Your instructions: From the material below, return every line that includes "text".

Input material:
┌──

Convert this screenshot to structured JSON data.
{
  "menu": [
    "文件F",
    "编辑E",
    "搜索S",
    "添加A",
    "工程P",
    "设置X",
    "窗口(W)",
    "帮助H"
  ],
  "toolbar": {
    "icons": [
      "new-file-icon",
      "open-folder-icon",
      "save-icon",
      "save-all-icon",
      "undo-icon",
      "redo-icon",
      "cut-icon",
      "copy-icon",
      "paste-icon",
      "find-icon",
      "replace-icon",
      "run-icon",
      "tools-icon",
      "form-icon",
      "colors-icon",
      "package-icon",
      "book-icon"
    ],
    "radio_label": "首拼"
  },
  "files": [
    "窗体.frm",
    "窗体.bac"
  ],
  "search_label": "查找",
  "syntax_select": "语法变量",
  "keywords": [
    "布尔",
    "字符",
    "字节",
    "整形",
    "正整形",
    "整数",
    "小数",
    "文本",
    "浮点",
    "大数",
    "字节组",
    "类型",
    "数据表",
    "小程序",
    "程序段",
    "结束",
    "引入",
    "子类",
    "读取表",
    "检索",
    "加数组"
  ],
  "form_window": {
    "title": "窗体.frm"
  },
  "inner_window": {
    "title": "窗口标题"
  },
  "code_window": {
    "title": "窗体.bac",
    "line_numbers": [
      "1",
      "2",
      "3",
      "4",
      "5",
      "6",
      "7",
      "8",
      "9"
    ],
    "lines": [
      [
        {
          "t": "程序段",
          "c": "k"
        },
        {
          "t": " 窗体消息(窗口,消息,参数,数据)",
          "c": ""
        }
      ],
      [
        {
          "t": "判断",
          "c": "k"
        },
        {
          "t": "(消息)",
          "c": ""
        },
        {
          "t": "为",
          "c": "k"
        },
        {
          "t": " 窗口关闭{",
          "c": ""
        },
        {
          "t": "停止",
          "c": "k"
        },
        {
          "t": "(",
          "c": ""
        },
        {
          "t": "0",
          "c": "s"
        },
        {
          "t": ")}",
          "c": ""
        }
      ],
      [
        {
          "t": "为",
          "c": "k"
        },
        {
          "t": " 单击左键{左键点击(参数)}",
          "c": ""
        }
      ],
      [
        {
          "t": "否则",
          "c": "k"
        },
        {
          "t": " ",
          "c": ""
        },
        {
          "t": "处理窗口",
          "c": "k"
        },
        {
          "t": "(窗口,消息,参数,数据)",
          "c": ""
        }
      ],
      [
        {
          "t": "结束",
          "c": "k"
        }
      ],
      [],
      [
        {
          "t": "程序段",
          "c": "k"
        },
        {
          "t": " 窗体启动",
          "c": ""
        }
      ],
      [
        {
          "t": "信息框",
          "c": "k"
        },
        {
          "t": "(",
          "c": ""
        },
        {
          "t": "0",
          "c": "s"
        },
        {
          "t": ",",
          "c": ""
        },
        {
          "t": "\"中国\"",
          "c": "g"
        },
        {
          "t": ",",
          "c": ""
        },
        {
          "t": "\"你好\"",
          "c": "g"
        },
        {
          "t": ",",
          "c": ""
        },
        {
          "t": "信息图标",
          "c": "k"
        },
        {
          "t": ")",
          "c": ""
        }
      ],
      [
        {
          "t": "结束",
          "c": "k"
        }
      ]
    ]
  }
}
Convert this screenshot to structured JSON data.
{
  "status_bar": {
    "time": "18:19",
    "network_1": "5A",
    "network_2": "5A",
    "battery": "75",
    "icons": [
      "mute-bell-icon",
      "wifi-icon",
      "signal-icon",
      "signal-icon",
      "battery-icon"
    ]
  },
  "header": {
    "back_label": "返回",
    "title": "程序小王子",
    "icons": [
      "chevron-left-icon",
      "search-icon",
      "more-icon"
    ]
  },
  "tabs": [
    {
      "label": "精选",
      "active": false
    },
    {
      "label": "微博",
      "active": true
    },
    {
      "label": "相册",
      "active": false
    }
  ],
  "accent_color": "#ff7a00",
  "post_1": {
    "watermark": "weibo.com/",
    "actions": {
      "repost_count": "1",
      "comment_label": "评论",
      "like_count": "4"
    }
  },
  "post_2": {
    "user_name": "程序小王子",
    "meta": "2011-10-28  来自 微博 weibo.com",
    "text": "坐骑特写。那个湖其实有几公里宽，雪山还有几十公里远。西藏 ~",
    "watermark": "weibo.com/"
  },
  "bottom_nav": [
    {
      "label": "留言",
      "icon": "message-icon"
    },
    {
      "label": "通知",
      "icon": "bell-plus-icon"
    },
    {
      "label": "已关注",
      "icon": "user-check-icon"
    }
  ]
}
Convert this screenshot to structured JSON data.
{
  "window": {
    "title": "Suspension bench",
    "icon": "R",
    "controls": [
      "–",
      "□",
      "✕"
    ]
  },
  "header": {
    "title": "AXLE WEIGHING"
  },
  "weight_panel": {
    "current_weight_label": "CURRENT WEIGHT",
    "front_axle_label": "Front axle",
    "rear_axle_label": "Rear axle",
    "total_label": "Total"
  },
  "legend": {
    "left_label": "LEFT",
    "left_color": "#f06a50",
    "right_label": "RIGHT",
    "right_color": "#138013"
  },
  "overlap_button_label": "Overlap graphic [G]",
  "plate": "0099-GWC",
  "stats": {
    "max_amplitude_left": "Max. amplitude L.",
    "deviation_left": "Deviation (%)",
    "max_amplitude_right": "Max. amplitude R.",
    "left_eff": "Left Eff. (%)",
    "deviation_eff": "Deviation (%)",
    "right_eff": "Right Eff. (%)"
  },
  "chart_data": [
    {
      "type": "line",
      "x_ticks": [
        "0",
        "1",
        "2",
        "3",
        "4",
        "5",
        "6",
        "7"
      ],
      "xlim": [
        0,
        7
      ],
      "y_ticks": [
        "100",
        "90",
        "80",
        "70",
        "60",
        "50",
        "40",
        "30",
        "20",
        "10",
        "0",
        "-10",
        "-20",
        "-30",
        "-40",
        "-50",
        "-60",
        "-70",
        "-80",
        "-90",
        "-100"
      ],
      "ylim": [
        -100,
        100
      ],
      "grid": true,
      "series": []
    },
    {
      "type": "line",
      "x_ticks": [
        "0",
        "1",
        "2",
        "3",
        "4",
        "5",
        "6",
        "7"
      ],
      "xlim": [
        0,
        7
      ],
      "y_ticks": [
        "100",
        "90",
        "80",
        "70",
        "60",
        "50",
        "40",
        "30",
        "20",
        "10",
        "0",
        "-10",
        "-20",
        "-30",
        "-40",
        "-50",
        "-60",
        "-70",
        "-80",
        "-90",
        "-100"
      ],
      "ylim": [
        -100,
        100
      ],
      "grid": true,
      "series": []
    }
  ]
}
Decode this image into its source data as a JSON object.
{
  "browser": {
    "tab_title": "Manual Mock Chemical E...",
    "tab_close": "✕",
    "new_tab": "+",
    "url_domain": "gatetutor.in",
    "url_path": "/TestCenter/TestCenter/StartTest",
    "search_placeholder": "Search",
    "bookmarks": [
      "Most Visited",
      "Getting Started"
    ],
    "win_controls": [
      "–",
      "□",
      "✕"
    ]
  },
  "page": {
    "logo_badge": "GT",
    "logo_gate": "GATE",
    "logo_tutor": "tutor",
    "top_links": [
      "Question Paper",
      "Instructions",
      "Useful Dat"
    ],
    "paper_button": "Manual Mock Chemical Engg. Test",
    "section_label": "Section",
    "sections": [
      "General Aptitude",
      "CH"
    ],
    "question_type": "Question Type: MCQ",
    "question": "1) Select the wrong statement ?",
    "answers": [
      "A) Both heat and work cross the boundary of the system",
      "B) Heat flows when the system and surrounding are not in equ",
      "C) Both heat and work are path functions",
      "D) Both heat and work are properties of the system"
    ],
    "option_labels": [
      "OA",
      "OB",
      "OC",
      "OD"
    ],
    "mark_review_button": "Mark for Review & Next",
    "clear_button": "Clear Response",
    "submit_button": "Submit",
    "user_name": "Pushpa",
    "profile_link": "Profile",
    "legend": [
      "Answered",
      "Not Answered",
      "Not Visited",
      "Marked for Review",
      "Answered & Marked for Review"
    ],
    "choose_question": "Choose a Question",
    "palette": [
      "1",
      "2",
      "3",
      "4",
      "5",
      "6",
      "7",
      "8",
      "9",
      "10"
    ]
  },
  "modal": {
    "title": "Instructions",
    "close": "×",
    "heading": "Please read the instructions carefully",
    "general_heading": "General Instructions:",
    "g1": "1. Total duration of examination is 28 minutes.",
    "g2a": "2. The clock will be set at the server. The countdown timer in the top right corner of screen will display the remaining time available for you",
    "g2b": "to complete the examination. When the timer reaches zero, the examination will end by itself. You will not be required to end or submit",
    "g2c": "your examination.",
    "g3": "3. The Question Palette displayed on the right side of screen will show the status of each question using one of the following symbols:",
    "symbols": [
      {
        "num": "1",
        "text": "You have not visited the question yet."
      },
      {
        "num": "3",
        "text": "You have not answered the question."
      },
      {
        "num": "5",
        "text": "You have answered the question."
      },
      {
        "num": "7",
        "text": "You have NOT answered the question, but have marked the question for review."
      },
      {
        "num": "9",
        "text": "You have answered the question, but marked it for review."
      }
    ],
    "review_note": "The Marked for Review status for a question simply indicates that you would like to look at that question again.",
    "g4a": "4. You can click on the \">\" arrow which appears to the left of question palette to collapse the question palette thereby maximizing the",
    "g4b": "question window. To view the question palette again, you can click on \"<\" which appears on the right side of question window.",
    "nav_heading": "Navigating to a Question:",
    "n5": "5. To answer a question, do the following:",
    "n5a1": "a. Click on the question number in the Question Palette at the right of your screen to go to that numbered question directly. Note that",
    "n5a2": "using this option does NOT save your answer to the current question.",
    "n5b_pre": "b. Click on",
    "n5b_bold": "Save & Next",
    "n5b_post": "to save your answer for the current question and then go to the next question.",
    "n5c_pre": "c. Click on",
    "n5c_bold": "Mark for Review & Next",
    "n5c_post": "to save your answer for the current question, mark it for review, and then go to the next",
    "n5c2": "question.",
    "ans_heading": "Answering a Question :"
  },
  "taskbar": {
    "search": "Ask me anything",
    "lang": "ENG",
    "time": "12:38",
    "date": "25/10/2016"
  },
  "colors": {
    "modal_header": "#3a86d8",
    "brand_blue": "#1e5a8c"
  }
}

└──

Response:
    "text": "坐骑特写。那个湖其实有几公里宽，雪山还有几十公里远。西藏 ~",
        "text": "You have not visited the question yet."
        "text": "You have not answered the question."
        "text": "You have answered the question."
        "text": "You have NOT answered the question, but have marked the question for review."
        "text": "You have answered the question, but marked it for review."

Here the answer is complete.